WHAT TO PRODUCE: Lines of the records that hold the word "Усынина" are to be counted; give the number and nothing more.

WORKING DATA:
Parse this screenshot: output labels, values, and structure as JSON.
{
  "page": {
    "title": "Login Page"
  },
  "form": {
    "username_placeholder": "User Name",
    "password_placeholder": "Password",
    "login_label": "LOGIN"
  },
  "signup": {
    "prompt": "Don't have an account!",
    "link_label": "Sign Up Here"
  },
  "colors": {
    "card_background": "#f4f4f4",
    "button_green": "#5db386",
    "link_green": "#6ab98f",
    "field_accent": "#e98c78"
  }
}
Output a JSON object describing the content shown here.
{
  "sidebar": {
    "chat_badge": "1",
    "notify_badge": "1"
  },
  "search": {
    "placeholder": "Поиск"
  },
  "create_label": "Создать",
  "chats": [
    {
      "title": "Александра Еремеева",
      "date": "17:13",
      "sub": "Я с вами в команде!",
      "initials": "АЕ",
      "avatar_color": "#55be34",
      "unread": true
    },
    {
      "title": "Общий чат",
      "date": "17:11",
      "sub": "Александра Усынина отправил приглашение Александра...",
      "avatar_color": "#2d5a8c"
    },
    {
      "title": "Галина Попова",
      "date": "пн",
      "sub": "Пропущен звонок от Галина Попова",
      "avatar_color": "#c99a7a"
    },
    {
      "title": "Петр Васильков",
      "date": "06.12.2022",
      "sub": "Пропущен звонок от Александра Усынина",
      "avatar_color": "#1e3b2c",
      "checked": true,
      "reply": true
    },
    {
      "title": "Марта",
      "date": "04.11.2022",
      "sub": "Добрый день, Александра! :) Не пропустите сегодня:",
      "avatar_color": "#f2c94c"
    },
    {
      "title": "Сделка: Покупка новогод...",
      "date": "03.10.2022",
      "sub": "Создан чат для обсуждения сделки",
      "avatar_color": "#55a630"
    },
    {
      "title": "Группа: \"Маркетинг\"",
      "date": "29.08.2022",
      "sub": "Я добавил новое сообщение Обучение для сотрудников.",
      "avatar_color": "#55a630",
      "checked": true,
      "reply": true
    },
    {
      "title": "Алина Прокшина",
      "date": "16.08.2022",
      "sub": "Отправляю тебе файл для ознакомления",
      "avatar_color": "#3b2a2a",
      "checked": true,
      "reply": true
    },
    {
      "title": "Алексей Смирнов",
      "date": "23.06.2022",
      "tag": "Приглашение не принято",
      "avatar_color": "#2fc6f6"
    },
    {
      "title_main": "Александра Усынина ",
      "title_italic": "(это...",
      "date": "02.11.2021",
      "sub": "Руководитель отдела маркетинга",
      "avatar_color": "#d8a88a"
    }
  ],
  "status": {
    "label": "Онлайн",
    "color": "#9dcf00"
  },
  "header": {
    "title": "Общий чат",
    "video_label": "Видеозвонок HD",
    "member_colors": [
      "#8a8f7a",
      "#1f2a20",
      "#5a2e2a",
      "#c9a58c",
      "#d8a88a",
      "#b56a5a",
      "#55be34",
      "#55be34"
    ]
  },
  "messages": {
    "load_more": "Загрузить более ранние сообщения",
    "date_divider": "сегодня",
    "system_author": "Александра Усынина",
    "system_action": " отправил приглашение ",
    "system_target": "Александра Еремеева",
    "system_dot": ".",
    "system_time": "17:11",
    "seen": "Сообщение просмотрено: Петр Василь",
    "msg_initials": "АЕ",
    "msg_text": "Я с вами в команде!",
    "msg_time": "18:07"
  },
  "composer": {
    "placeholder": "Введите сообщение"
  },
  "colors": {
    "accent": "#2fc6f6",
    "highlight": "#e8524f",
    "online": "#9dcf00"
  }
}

RESULT OF THE TASK: 4